The Silver Lining to the Drop in StartupsScott Shane
A long-term trend toward fewer business failures. That’s what you could have titled the recently released Kauffman Foundation-Census Bureau study (PDF) on U.S. entrepreneurship, entitled “Where Have All the Young Firms Gone?” While the report focuses on the decline in business creation, implicit in the data it discusses is a long-term decline in the failure rate of businesses.
The study discusses the dramatic drop in startup activity in the United States over the past three decades: U.S. Census data reveal that the share of new businesses shrank, from 13 percent of U.S. employers in 1980 to 8 percent in 2010 (when measured as the number of new ones formed as a percentage of all those in operation in the prior year). While the press release that accompanies the report implies that the decline is problematic because new businesses have historically been an important source of job creation, the interpretation need not be so dire.
The data also suggest that existing business owners have gotten better at running their companies, thereby reducing the business failure rate and destroying fewer jobs via shut-downs. While the number of new employers dropped by half between 1977 and 2010, the number of employers in operation grew 5 percent when the two are measured on a per capita basis. The only way to explain this: Failure rates must’ve dropped, too.
While the decline in the formation rate has accelerated during the Great Recession and that of the failure rate hasn’t, both display long-term downward trends from 1978 to 2010. This pattern means the U.S. economy has become less dynamic, with fewer new companies replacing old ones.
That might not be a bad thing. Most new businesses replace existing small businesses and serve the same customers with similar products, researchers have shown.
Perhaps fewer people are starting new companies to meet old needs by replacing existing companies because the guys already doing it have learned a thing or two. With existing business owners are doing a better job, their companies have become less likely to fail, so fewer people are starting businesses to replace them.
What about the report’s observation that new companies are a less-important source of employment than they used to be? It’s true that the number of startup jobs has declined over the past three decades: In 2010, new businesses employed 2.1 percent of private-sector workers, vs. 5.9 percent in 1977.
But the Census data show that this decline in employment by new businesses has occurred without any reduction in the ability of the private sector to provide jobs. From 1977 to 2010, American industry increased its employment, from 30 percent to 36 percent of the population. Therefore, the decline in hiring by new businesses was countered with a rise in hiring by existing businesses—and then some.
That’s because the decline in new-business job creation has been offset by a decline in existing-business job destruction, particularly job destruction from business failure. While the job-creation rate of new ventures dropped, from 9.2 percent of employment in 1977 to 4.3 percent in 2010, the job destruction rate also fell, from 15.2 percent in 1977 to 14 percent in 2010. Moreover, job destruction from businesses that shut down declined, from 6.1 percent of employment in 1977 to 4.1 percent of employment in 2010.
In addition, existing businesses have gotten bigger over the past three decades.
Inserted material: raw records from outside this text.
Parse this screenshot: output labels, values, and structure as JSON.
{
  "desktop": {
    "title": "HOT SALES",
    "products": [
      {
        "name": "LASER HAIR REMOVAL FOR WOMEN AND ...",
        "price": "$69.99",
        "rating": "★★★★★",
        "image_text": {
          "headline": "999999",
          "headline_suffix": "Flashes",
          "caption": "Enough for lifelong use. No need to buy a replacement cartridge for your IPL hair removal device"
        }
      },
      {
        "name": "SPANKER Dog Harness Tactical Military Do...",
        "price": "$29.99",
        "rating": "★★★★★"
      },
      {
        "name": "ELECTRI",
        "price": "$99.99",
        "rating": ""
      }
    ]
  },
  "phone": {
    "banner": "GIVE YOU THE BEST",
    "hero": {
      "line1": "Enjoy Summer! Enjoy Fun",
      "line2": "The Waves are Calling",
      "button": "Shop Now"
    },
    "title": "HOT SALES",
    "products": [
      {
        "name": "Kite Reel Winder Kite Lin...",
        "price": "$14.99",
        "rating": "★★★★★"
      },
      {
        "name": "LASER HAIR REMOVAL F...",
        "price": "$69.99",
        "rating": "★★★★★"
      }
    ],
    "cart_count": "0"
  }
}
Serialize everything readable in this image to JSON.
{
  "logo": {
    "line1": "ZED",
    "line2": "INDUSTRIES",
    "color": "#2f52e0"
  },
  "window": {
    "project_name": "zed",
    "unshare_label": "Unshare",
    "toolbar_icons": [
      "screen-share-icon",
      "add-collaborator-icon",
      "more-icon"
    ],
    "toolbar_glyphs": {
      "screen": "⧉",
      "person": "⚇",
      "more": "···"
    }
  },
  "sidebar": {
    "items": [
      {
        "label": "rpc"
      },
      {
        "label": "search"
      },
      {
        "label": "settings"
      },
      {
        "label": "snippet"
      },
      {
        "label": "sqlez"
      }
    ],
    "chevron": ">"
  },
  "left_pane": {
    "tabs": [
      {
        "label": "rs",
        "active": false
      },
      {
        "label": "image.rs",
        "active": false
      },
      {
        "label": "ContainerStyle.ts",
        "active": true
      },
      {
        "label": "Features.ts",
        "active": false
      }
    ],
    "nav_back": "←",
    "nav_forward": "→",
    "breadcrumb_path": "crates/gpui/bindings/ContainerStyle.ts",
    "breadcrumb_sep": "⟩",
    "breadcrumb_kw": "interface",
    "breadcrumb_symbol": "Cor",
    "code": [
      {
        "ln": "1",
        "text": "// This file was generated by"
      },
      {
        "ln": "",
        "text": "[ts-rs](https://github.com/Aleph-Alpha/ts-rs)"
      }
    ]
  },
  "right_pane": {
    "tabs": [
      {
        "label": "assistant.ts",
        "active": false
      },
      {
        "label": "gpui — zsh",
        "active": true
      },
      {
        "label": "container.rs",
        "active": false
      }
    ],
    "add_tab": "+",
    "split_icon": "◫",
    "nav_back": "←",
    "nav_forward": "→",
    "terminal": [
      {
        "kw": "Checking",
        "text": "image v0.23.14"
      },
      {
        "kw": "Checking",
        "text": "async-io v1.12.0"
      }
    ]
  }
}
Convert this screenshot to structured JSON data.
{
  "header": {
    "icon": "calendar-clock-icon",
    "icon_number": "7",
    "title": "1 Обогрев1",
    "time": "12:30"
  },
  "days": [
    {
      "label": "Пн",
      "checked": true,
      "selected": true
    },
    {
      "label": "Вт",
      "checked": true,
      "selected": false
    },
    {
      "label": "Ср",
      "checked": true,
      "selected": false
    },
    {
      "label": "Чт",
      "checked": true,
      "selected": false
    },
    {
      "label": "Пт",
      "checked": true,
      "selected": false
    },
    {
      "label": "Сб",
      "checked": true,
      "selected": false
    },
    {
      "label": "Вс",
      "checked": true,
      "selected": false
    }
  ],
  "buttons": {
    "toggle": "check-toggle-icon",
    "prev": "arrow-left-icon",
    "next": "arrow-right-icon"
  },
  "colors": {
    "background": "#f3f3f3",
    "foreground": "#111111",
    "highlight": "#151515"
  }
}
The Census data show that their average size has grown, from 19.3 employees in 1977 to 22.2 in 2010. That means we need fewer businesses to provide the same number of jobs.
We should pay attention to the decline in business-formation rates, but we need to think about the different reasons why this might have occurred. Where the pessimist sees a loss of job-creating startups, the optimist sees better management of existing businesses. Both are plausible hypotheses. Before policy makers try to counteract the fall in startup rates, they first need to figure out which one is most consistent with the data.